**RECORDS TO USE**
□ □ □
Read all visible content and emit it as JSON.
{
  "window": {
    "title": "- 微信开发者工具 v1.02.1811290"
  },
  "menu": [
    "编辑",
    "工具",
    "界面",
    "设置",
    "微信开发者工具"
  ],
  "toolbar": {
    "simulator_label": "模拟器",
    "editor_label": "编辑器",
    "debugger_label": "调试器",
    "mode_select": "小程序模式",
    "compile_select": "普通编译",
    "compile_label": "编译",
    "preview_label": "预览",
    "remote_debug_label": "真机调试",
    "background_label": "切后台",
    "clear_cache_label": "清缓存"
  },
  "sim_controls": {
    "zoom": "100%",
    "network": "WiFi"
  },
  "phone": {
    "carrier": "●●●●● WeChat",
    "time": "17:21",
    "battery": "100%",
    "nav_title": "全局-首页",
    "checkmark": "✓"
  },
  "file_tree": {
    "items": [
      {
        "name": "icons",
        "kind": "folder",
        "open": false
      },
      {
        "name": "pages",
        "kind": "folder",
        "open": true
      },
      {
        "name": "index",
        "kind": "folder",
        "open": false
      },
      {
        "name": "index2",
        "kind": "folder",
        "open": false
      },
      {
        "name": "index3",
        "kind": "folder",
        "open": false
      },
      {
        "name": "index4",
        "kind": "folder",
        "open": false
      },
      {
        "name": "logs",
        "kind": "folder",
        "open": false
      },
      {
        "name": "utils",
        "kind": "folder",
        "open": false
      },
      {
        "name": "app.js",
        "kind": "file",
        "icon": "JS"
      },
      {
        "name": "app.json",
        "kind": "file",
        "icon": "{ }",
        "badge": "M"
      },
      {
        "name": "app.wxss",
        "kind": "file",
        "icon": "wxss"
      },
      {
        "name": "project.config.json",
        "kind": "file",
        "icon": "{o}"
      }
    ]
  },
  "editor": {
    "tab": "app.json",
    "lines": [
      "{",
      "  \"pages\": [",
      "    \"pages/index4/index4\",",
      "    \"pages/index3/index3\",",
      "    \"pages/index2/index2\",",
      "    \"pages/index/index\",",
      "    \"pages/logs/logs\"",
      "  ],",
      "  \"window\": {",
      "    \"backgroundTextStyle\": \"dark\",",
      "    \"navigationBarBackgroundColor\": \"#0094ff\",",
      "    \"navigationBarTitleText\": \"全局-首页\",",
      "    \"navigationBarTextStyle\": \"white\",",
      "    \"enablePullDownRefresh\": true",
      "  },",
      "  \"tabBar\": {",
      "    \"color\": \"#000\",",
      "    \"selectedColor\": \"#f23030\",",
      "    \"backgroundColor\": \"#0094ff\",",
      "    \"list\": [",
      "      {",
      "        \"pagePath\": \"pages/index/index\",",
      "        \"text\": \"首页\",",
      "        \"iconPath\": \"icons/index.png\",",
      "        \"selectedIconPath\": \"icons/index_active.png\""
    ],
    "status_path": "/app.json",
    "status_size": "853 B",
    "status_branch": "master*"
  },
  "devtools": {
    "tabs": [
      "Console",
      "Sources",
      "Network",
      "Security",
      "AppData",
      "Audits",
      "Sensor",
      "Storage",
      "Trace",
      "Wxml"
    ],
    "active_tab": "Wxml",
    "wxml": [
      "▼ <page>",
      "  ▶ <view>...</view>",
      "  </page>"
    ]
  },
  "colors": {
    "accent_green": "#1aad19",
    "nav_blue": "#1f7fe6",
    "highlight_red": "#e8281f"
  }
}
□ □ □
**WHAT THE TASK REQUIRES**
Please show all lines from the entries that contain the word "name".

**RESPONSE TO THIS TASK**
        "name": "icons",
        "name": "pages",
        "name": "index",
        "name": "index2",
        "name": "index3",
        "name": "index4",
        "name": "logs",
        "name": "utils",
        "name": "app.js",
        "name": "app.json",
        "name": "app.wxss",
        "name": "project.config.json",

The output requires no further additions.